By Paul Lomax
Special to DNAinfo
WASHINGTON HEIGHTS — Grief and anger spilled out into the streets of Washington Heights Sunday after an emotional service for Jonathan Delarosa — the young man who was stabbed to death in a melee outside a neighborhood bar last week after celebrating a friend's return from the military.
The body of the 24-year-old victim, who was chased and stabbed in the chest during a brawl outside a bar on St. Nicholas Avenue, near West 182nd Street on April 11, lay in a casket adorned with white lilies at the Ortiz Funeral Home.

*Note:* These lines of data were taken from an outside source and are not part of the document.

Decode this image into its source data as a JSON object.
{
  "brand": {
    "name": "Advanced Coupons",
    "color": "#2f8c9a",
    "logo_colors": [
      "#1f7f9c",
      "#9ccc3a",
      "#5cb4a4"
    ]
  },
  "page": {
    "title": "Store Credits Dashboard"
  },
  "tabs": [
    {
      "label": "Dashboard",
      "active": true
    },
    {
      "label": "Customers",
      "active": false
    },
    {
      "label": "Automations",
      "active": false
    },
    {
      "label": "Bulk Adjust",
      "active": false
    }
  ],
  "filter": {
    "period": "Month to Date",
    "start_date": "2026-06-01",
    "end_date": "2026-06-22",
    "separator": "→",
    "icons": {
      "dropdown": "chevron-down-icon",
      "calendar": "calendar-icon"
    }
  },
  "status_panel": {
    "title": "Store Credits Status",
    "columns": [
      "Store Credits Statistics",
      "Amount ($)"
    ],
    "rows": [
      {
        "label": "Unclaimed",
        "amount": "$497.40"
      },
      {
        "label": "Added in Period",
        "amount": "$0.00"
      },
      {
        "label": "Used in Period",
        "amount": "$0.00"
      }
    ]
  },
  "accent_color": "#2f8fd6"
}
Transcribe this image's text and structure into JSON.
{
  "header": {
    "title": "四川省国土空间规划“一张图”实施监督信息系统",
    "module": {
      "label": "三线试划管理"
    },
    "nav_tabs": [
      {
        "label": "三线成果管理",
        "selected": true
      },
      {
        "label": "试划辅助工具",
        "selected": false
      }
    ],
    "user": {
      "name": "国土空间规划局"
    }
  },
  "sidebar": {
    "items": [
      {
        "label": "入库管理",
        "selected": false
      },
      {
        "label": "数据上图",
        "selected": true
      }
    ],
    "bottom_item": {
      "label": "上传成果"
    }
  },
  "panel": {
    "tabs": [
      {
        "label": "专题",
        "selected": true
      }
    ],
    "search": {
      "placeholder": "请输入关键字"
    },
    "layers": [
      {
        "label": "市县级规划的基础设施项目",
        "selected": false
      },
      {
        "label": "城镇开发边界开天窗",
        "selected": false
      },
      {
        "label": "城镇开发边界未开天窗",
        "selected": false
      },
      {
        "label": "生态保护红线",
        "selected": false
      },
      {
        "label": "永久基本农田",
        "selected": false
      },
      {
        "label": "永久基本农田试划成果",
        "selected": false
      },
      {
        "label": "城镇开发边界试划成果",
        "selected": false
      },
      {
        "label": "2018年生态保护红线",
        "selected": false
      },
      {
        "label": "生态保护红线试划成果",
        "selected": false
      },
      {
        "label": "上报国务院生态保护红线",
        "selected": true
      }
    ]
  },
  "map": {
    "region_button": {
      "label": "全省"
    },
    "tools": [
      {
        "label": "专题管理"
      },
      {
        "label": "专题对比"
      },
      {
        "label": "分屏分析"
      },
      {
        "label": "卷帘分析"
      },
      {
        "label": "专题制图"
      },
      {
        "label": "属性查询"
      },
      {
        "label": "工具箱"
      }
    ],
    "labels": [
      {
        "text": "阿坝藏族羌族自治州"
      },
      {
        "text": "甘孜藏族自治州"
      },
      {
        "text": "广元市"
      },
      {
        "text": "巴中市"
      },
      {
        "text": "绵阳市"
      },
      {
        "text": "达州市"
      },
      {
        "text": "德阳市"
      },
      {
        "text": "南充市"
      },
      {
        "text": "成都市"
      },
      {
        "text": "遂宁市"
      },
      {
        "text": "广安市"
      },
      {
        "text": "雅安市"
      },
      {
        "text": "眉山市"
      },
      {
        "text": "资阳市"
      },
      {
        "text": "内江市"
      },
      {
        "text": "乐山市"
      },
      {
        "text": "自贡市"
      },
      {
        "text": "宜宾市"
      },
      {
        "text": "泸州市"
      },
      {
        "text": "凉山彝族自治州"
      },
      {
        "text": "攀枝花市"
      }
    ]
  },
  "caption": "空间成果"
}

Family, relatives and close friends jammed inside the funeral home and were so distraught during the ceremony for the young man, a Columbia University maintenance worker, that some had to be held up.
An aunt of Delarosa's, who did not want to give her name, wept uncontrollably after kneeling at her nephew's casket, where she kissed his forehead and paid her final respects.
"You can see there are a lot of people here," she said, after being consoled by friends and relatives. "Do you know why? Because he was a nice person."
One of the victim's close friends, Hector Guzman, 29, said Delarosa was "a good kid."
"It's not true what the papers are saying about him," he said. "He wasn't carrying a gun."
According to the Daily News, Delarosa had seven prior arrests, including one recently for felony assault with a gun.
Police sources would only confirm the number of arrests. They said five were sealed and declined to comment on the nature of the others.
A close relative, who did not want to be named, said that Delarosa was looking to avoid trouble the night he was killed and was celebrating a friend's return from the military.
"He was a good kid. Turning his life around," she said. "He tried to avoid problems. That’s why he told his friends that they wanted to leave."
Guzman said that Delarosa, whose casket was adorned with yellow and white carnations tied together with a large, light blue ribbon, "had just bought a new car and loved to ride his motorbike."
Some mourners hung photographs of Delarosa around their necks to honor him.
One man, who did not want to give his name, said that his friend of 20 years "was just in the wrong place at the wrong time, and now he's gone."
"He had no idea how much he was loved," the man said. "He loved life and was always happy and smiling. He dreamed of becoming a singer. We're going to miss him so much. Everyone is still in so much shock."
After the service finished, some of the mourners' grief turned into anger as they began to shout for justice, demanding that the NYPD do more about gang violence in Washington Heights.
"We are sad about this loss and have worked to help his family through this difficult time,"
Columbia University confirmed that Delarosa worked for the school.
"We are sad about this loss and have worked to help his family through this difficult time," the university said in a statement.
No arrests have been made in Delarosa's killing.